[Source data]
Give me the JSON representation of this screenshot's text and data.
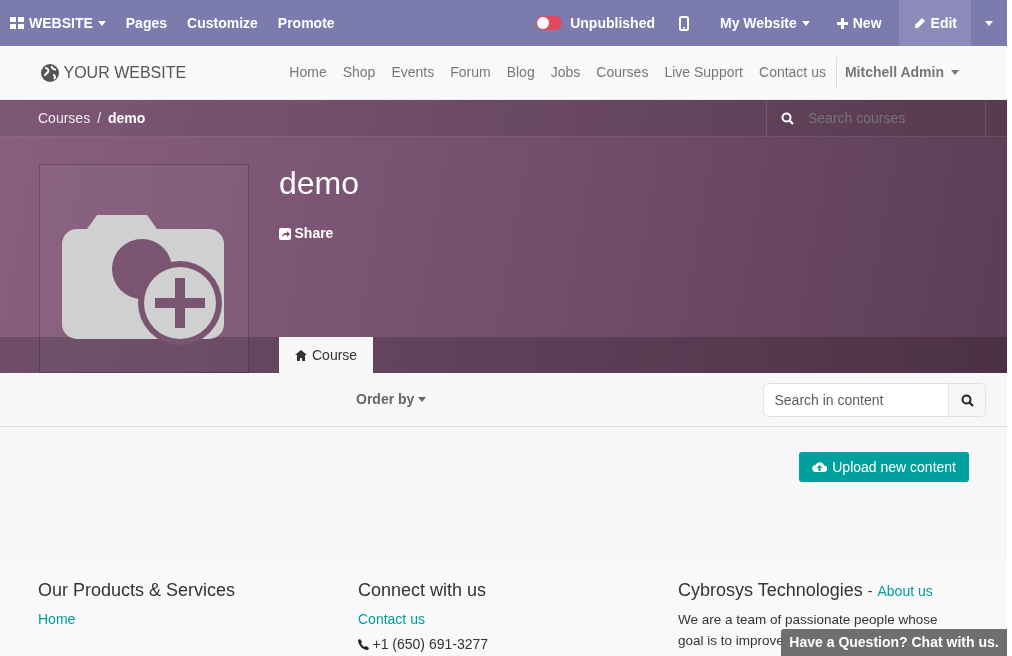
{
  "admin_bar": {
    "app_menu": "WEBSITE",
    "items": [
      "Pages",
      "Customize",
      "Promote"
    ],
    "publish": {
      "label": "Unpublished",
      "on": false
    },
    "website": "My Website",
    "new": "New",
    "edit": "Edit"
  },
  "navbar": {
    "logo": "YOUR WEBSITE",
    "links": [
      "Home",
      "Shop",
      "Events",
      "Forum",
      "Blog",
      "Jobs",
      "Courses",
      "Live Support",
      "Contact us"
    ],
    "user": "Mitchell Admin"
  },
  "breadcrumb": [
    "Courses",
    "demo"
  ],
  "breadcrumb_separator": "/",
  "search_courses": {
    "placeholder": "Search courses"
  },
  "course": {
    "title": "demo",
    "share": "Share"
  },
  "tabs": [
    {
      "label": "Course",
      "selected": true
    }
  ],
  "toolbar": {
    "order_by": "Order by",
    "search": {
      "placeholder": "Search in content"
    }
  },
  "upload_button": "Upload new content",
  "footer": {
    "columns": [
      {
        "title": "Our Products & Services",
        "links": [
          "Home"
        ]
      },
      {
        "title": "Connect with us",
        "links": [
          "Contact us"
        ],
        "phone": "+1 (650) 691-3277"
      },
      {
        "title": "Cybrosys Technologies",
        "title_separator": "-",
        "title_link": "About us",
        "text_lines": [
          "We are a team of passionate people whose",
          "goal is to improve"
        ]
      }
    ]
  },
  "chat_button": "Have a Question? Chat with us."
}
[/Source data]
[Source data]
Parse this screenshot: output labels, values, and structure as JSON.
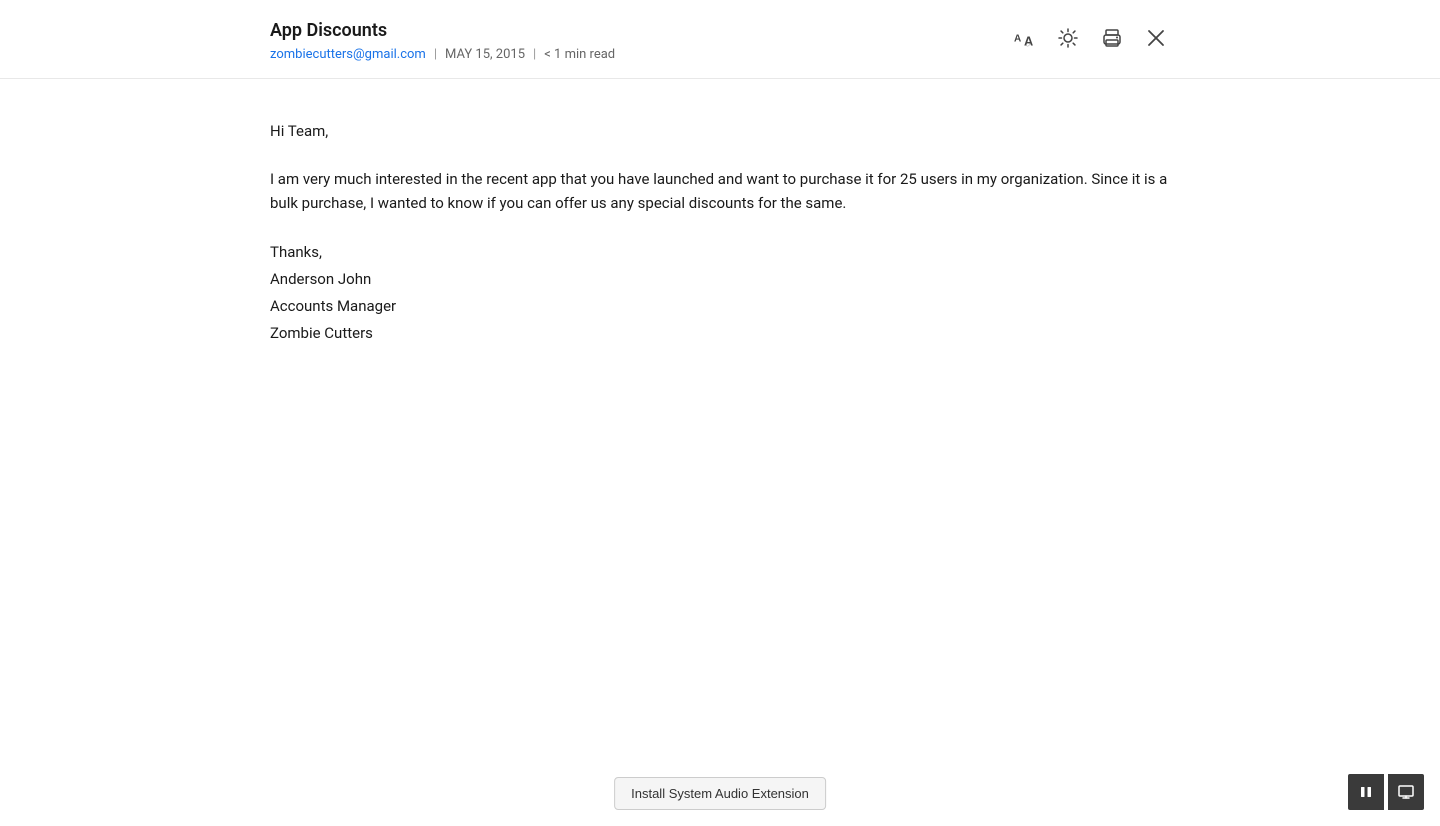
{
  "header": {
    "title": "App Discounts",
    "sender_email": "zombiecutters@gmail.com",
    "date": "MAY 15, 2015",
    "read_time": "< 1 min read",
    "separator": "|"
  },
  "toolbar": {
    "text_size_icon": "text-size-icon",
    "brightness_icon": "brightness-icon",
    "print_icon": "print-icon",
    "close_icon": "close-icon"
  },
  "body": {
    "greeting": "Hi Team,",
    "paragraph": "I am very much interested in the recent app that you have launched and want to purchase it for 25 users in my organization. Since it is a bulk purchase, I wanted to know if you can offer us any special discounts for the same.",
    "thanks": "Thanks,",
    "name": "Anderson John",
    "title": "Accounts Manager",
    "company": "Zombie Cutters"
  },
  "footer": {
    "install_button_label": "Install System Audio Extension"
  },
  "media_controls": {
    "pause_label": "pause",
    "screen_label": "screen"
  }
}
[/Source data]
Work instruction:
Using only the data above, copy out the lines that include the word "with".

Output:
        "title": "Connect with us",
  "chat_button": "Have a Question? Chat with us."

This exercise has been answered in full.